▸ Description of the task: Show every line of the material that follows in which the word "object" occurs.

▸ Information shown:
——————

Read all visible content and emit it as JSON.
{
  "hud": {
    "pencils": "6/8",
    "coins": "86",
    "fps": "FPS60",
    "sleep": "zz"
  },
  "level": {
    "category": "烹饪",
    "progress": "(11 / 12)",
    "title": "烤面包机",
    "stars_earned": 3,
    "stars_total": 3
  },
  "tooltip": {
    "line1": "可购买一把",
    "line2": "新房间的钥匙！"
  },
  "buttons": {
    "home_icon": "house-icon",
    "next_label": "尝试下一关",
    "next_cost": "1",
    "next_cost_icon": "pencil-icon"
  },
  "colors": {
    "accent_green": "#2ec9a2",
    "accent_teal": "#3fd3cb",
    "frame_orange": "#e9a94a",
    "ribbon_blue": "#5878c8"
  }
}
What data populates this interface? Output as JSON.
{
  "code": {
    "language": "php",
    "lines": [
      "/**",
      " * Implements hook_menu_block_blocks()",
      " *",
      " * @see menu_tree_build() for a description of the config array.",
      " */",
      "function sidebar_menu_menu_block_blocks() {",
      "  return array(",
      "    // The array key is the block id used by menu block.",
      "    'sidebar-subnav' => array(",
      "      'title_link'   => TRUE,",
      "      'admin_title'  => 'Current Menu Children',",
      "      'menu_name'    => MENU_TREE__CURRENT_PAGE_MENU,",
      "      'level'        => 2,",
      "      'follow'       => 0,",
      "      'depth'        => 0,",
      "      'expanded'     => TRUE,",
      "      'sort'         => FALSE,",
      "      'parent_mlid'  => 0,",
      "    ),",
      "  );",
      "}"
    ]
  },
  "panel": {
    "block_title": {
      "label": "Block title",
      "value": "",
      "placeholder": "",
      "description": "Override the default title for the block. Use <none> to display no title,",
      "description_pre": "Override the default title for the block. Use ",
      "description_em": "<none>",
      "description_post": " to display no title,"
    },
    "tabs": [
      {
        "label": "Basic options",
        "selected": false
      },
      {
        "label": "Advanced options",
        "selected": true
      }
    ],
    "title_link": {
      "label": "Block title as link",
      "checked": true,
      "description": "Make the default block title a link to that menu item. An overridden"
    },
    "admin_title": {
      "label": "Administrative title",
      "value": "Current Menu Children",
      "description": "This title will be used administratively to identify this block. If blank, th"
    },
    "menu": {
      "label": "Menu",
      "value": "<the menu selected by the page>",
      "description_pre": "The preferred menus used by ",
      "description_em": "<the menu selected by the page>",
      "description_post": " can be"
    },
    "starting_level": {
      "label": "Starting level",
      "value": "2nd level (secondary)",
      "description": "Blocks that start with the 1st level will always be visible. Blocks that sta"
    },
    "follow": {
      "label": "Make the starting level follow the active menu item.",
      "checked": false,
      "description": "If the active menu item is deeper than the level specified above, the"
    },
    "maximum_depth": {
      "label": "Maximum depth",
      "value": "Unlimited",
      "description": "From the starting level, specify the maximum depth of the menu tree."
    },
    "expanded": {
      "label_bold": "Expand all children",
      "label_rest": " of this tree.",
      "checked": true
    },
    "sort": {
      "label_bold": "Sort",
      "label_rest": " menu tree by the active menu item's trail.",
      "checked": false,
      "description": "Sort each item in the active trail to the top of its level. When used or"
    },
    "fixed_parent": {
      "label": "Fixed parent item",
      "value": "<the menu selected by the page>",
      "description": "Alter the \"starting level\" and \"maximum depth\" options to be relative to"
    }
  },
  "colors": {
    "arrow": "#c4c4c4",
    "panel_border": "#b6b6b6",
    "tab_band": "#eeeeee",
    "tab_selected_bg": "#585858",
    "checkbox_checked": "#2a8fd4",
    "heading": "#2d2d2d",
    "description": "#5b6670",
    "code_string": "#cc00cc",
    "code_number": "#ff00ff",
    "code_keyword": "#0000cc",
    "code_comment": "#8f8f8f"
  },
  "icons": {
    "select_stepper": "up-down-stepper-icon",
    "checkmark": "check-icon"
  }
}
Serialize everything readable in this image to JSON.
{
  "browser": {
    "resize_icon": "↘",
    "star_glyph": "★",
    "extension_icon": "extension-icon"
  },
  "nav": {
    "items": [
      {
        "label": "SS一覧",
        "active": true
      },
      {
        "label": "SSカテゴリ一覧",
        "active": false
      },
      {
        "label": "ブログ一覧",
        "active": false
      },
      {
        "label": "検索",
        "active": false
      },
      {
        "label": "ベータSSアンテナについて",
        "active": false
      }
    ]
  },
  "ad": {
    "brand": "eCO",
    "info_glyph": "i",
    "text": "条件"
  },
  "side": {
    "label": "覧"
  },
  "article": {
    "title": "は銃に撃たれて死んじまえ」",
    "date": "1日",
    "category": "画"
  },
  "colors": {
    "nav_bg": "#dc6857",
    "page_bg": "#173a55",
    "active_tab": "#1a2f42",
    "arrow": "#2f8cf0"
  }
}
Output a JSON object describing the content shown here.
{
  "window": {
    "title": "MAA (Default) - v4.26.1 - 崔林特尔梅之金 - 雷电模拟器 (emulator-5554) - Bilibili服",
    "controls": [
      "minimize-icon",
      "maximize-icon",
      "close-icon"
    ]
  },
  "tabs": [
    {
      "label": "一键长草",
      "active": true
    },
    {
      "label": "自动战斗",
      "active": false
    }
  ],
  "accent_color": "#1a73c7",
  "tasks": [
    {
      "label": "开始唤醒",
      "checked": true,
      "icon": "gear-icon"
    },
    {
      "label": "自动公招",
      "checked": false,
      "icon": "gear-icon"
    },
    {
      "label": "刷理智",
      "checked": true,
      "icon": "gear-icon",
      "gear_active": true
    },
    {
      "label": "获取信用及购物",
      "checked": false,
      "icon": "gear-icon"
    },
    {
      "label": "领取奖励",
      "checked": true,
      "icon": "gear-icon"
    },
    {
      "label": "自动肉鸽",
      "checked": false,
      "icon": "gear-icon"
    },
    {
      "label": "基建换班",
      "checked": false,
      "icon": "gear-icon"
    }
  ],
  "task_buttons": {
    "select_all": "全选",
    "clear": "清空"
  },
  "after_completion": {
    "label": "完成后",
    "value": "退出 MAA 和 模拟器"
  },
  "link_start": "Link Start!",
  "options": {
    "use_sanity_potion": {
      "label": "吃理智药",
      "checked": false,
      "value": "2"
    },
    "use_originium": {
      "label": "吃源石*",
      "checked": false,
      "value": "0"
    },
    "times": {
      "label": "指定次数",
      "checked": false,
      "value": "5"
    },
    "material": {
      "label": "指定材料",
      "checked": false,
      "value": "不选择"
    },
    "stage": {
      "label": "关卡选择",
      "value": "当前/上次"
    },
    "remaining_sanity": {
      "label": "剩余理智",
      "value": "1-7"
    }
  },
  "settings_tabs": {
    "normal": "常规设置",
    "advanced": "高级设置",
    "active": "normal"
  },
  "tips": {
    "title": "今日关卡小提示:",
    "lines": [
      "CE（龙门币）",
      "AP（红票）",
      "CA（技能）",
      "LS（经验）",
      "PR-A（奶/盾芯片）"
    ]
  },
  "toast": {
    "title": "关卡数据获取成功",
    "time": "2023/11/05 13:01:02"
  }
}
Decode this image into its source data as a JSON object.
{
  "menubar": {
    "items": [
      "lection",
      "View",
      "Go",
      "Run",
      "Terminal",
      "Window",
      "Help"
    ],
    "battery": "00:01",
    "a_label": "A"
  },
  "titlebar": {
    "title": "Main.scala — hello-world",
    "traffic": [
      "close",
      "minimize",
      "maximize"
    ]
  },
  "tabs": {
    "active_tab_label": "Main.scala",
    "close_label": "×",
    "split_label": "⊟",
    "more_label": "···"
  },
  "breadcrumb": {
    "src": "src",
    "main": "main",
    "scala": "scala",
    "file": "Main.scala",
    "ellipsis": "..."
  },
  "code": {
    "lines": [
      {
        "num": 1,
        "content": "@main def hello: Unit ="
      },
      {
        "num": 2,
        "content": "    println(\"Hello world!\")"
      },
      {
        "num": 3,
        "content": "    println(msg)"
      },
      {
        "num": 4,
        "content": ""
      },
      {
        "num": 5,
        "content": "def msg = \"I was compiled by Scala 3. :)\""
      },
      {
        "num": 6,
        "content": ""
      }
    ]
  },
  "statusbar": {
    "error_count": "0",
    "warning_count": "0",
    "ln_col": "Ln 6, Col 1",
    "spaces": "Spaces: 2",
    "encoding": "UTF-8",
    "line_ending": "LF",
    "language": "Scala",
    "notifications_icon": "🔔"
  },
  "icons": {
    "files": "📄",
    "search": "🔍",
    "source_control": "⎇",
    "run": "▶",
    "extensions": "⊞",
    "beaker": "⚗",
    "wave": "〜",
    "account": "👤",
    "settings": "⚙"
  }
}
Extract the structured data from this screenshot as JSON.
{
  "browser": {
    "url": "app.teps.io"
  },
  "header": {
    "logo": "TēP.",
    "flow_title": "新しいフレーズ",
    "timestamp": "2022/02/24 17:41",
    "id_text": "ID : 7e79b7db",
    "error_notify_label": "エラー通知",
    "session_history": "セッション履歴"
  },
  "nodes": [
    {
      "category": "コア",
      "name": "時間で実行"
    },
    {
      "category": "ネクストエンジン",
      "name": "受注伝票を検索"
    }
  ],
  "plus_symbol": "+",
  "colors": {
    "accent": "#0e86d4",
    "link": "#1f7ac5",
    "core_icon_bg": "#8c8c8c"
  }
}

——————

▸ Result for this exercise:
Output a JSON object describing the content shown here.
Decode this image into its source data as a JSON object.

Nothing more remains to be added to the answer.